(Items from an interface collection)
--- --- ---

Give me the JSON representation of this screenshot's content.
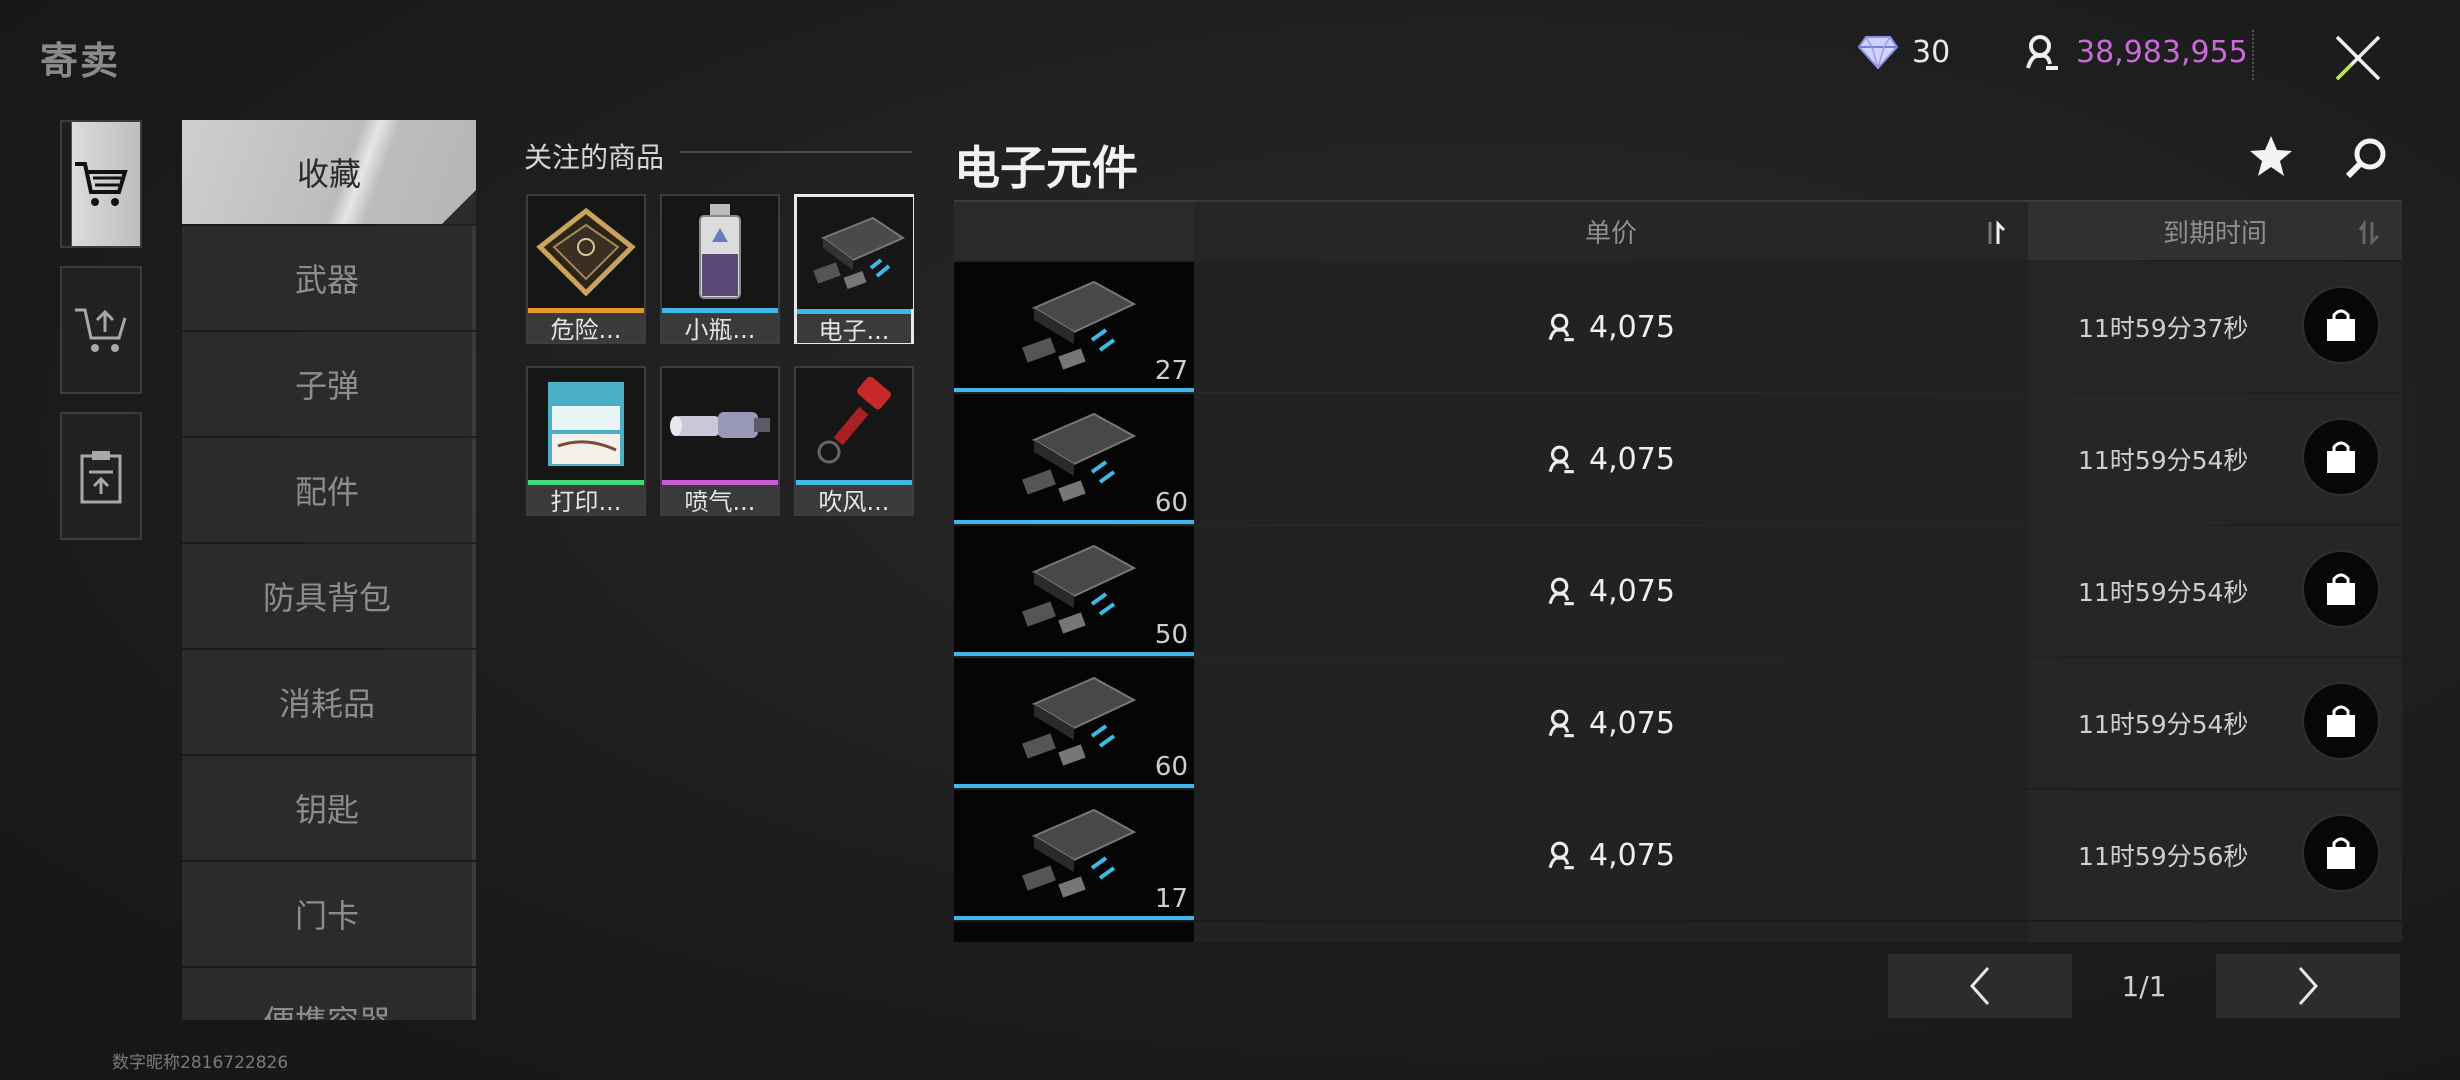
{
  "window": {
    "title": "寄卖"
  },
  "header": {
    "gem": {
      "icon": "diamond-icon",
      "value": "30"
    },
    "coin": {
      "icon": "coin-icon",
      "value": "38,983,955",
      "color": "#c86ad8"
    },
    "close_icon": "close-icon"
  },
  "rail": [
    {
      "icon": "cart-icon",
      "active": true
    },
    {
      "icon": "cart-upload-icon",
      "active": false
    },
    {
      "icon": "clipboard-upload-icon",
      "active": false
    }
  ],
  "categories": [
    "收藏",
    "武器",
    "子弹",
    "配件",
    "防具背包",
    "消耗品",
    "钥匙",
    "门卡",
    "便携容器"
  ],
  "favorites": {
    "title": "关注的商品",
    "items": [
      {
        "label": "危险...",
        "bar_color": "#e39a2a"
      },
      {
        "label": "小瓶...",
        "bar_color": "#3fb8e6"
      },
      {
        "label": "电子...",
        "bar_color": "#3fb8e6",
        "selected": true
      },
      {
        "label": "打印...",
        "bar_color": "#45d87a"
      },
      {
        "label": "喷气...",
        "bar_color": "#c85ad8"
      },
      {
        "label": "吹风...",
        "bar_color": "#3fb8e6"
      }
    ]
  },
  "main": {
    "title": "电子元件",
    "columns": {
      "price": "单价",
      "expire": "到期时间"
    },
    "rows": [
      {
        "qty": "27",
        "price": "4,075",
        "expire": "11时59分37秒"
      },
      {
        "qty": "60",
        "price": "4,075",
        "expire": "11时59分54秒"
      },
      {
        "qty": "50",
        "price": "4,075",
        "expire": "11时59分54秒"
      },
      {
        "qty": "60",
        "price": "4,075",
        "expire": "11时59分54秒"
      },
      {
        "qty": "17",
        "price": "4,075",
        "expire": "11时59分56秒"
      }
    ],
    "pagination": "1/1"
  },
  "footer": "数字昵称2816722826"
}
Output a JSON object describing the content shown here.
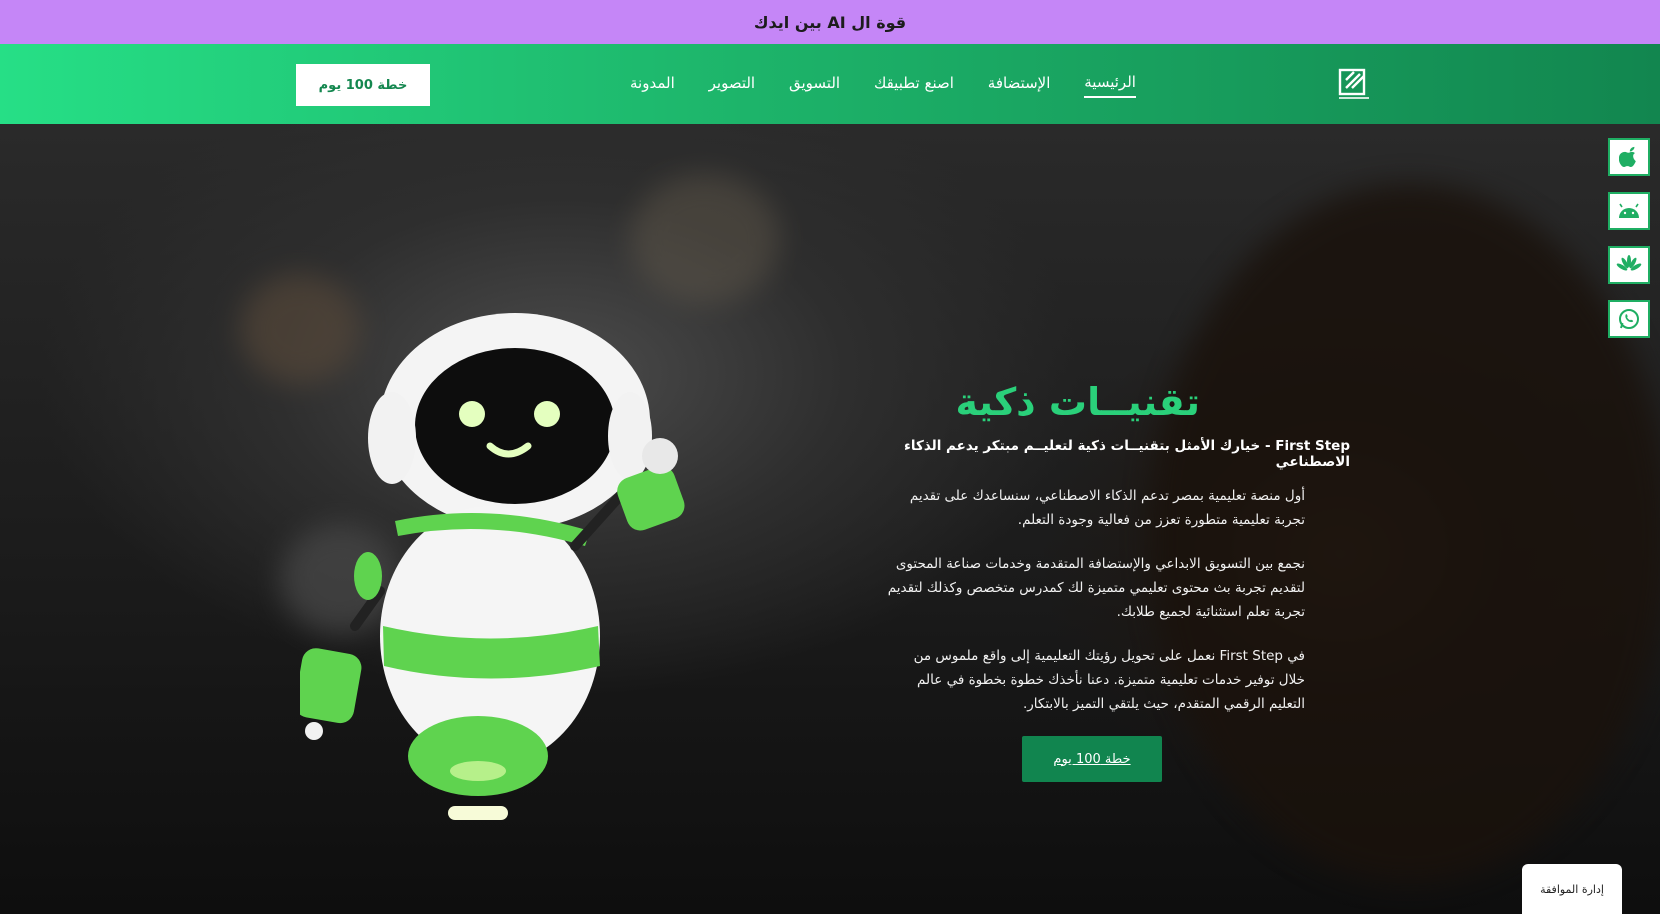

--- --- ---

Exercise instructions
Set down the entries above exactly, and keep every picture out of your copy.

Written solution
Give me the JSON representation of this screenshot's content.
{
  "window": {
    "title": "寄卖"
  },
  "header": {
    "gem": {
      "icon": "diamond-icon",
      "value": "30"
    },
    "coin": {
      "icon": "coin-icon",
      "value": "38,983,955",
      "color": "#c86ad8"
    },
    "close_icon": "close-icon"
  },
  "rail": [
    {
      "icon": "cart-icon",
      "active": true
    },
    {
      "icon": "cart-upload-icon",
      "active": false
    },
    {
      "icon": "clipboard-upload-icon",
      "active": false
    }
  ],
  "categories": [
    "收藏",
    "武器",
    "子弹",
    "配件",
    "防具背包",
    "消耗品",
    "钥匙",
    "门卡",
    "便携容器"
  ],
  "favorites": {
    "title": "关注的商品",
    "items": [
      {
        "label": "危险...",
        "bar_color": "#e39a2a"
      },
      {
        "label": "小瓶...",
        "bar_color": "#3fb8e6"
      },
      {
        "label": "电子...",
        "bar_color": "#3fb8e6",
        "selected": true
      },
      {
        "label": "打印...",
        "bar_color": "#45d87a"
      },
      {
        "label": "喷气...",
        "bar_color": "#c85ad8"
      },
      {
        "label": "吹风...",
        "bar_color": "#3fb8e6"
      }
    ]
  },
  "main": {
    "title": "电子元件",
    "columns": {
      "price": "单价",
      "expire": "到期时间"
    },
    "rows": [
      {
        "qty": "27",
        "price": "4,075",
        "expire": "11时59分37秒"
      },
      {
        "qty": "60",
        "price": "4,075",
        "expire": "11时59分54秒"
      },
      {
        "qty": "50",
        "price": "4,075",
        "expire": "11时59分54秒"
      },
      {
        "qty": "60",
        "price": "4,075",
        "expire": "11时59分54秒"
      },
      {
        "qty": "17",
        "price": "4,075",
        "expire": "11时59分56秒"
      }
    ],
    "pagination": "1/1"
  },
  "footer": "数字昵称2816722826"
}
Output a JSON object describing the content shown here.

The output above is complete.